Why has there been such an extraordinary procession of world-class Australian singers over such an extended period of time? The question is often asked, but there are no easy answers. For Australia to have produced Dame Nellie Melba and Dame Joan Sutherland, two of the most famous singers of the twentieth century, is in itself something like a miracle. But there are so many more – some 80 wonderful singers in total.
The compilation has been meticulously researched by music historian Roger Neill and recording industry expert Tony Locantro. It covers a wide range of musical genres, from opera to music hall and from art song to variety. Co-producer Roger Neill has said: ‘Thirteen years in the making, From Melba to Sutherland is truly a once-in-a-lifetime project – the first-ever comprehensive survey of recordings by Australia’s greatest singers.’
Included with the issue is a detailed booklet covering all of the recordings with brief biographies and rare photographs of the singers, and an overview of their teachers. Each of the recordings has been expertly remastered from best-available original sources.
Aside from Melba and Sutherland, other world-famous Australians included are: Peter Dawson, a baritone who concentrated his career on the newly-emerged recording medium, selling some thirteen million records in the fifty years from 1904. Florence Austral, an outstanding Wagnerian soprano.
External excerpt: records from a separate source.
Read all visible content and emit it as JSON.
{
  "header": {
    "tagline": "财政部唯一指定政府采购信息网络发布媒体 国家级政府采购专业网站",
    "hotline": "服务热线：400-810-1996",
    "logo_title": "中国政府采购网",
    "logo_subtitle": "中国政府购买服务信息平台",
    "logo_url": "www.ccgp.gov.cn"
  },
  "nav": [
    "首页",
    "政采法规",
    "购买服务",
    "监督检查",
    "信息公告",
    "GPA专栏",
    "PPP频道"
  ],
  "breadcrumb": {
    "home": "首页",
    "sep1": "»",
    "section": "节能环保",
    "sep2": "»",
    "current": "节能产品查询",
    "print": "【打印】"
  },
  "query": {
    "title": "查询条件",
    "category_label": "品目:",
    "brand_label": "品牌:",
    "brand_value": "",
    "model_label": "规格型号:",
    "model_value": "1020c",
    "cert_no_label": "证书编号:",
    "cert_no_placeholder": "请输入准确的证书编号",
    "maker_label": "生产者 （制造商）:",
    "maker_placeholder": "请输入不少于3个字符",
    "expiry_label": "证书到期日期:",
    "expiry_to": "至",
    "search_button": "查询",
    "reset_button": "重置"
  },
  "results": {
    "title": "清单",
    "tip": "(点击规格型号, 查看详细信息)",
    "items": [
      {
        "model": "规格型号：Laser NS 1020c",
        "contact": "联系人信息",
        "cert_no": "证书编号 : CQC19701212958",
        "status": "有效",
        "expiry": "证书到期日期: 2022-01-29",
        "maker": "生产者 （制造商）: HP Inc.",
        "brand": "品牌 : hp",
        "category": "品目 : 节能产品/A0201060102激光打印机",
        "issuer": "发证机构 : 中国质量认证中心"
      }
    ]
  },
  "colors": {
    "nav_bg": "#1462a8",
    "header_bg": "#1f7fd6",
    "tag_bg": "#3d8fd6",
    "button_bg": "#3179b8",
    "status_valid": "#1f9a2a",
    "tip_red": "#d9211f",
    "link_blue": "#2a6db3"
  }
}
June Bronhill, who followed Joan Sutherland as Lucia di Lammermoor at Covent Garden, but who chose to make her career in operetta and musical comedy with spectacular success. Malcolm McEachern, the bass half of the best-selling Flotsam and Jetsam duo who was equally accomplished in classical repertoire. Dame Joan Hammond, whose ‘Oh my beloved father’ from Puccini’s Gianni Schicchi was one of the best-selling classical discs of all time. Florrie Forde, one of the greatest music hall artists, whose hit songs included ‘Down at the Old Bull and Bush’, ‘Tipperary’ and ‘Pack up your Troubles’, and Richard Watson, the Adelaide-born bass who was a long-time principal with the D’Oyly Carte Opera Company, singing the comic bass-baritone roles of the Savoy Operas.
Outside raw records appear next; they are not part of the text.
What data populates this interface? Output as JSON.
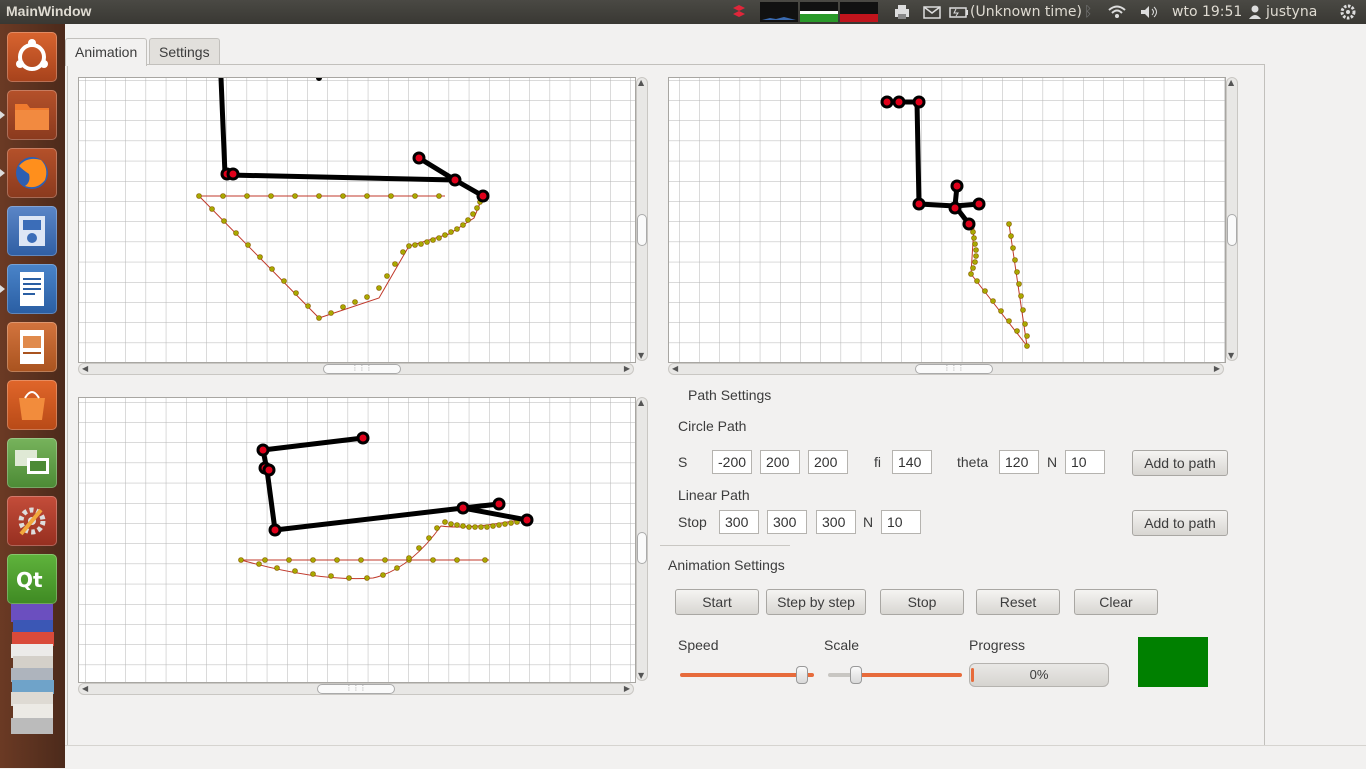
{
  "window": {
    "title": "MainWindow"
  },
  "tray": {
    "battery": "(Unknown time)",
    "clock": "wto 19:51",
    "user": "justyna"
  },
  "launcher": {
    "items": [
      "ubuntu-dash",
      "files",
      "firefox",
      "system-backup",
      "libreoffice-writer",
      "libreoffice-impress",
      "software-center",
      "remote-desktop",
      "system-settings",
      "qt-creator",
      "stacked-apps"
    ]
  },
  "tabs": [
    {
      "label": "Animation"
    },
    {
      "label": "Settings"
    }
  ],
  "path_settings": {
    "title": "Path Settings",
    "circle": {
      "title": "Circle Path",
      "s_label": "S",
      "s": [
        "-200",
        "200",
        "200"
      ],
      "fi_label": "fi",
      "fi": "140",
      "theta_label": "theta",
      "theta": "120",
      "n_label": "N",
      "n": "10",
      "add_button": "Add to path"
    },
    "linear": {
      "title": "Linear Path",
      "stop_label": "Stop",
      "stop": [
        "300",
        "300",
        "300"
      ],
      "n_label": "N",
      "n": "10",
      "add_button": "Add to path"
    }
  },
  "animation_settings": {
    "title": "Animation Settings",
    "buttons": [
      "Start",
      "Step by step",
      "Stop",
      "Reset",
      "Clear"
    ],
    "speed_label": "Speed",
    "speed_value": 0.95,
    "scale_label": "Scale",
    "scale_value": 0.18,
    "progress_label": "Progress",
    "progress_text": "0%",
    "progress_value": 0,
    "status_color": "#008000"
  },
  "colors": {
    "accent": "#e76b3b",
    "joint": "#ff0000",
    "path": "#c0392b",
    "path_point": "#a8a800"
  }
}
Alongside these greats, several outstanding Australian singers have been re-discovered, their lives and recordings researched afresh. Many of them had become just names, nothing more. They include: Syria Lamonte, the first woman singer to be recorded professionally in Britain in 1898. Frances Saville, a leading soprano in Mahler’s famous company in Vienna, who re-introduced several of the great Mozartian roles to the repertoire. Andrew Black, the only top-flight singer of Melba’s generation who moved from Britain to Australia. Violet Mount, who, unable to break into the opera houses of Europe, made an outstanding career on the music halls singing operatic arias as the masked ‘L’Incognita’. Lorna Sydney, who went to further her career in Vienna, but was interned as an alien during World War II. She became a leading member of the Vienna State Opera at the cessation of hostilities.
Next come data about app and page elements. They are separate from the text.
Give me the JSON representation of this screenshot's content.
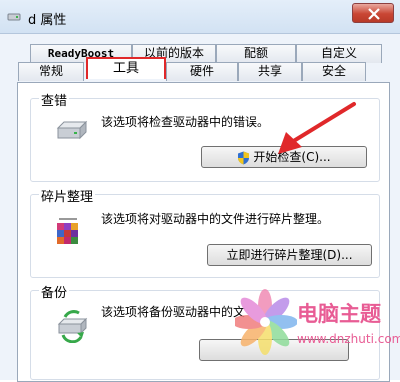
{
  "window": {
    "title": "d 属性"
  },
  "tabs_row1": [
    "ReadyBoost",
    "以前的版本",
    "配额",
    "自定义"
  ],
  "tabs_row2": [
    "常规",
    "工具",
    "硬件",
    "共享",
    "安全"
  ],
  "active_tab": "工具",
  "groups": [
    {
      "title": "查错",
      "desc": "该选项将检查驱动器中的错误。",
      "button": "开始检查(C)...",
      "icon": "hard-drive-icon"
    },
    {
      "title": "碎片整理",
      "desc": "该选项将对驱动器中的文件进行碎片整理。",
      "button": "立即进行碎片整理(D)...",
      "icon": "defrag-icon"
    },
    {
      "title": "备份",
      "desc": "该选项将备份驱动器中的文",
      "icon": "backup-icon"
    }
  ],
  "watermark": {
    "text": "电脑主题",
    "url": "www.dnzhuti.com"
  },
  "colors": {
    "highlight": "#e0282a",
    "watermark": "#e85c94",
    "title_bar": "#d2e2f3"
  }
}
Also there are many extremely rare recordings included in the anthology, some of them existing in just a single instance. For example, there is a private recording of the great Australian baritone, Harold Williams, singing a rousing Cobb and Co song, ‘John Bax’. Another great rarity is an unpublished test pressing by Florence Austral singing Brünnhilde’s ‘Battlecry’ from Wagner’s Die Walküre.
This high prestige project has been actively supported throughout by Richard Bonynge and the late Dame Joan Sutherland, who have written: ‘It is wonderful to be able to hear these exceptional voices, singers of real quality. It is a mammoth collection and Australia can be proud to share her artists with the world.’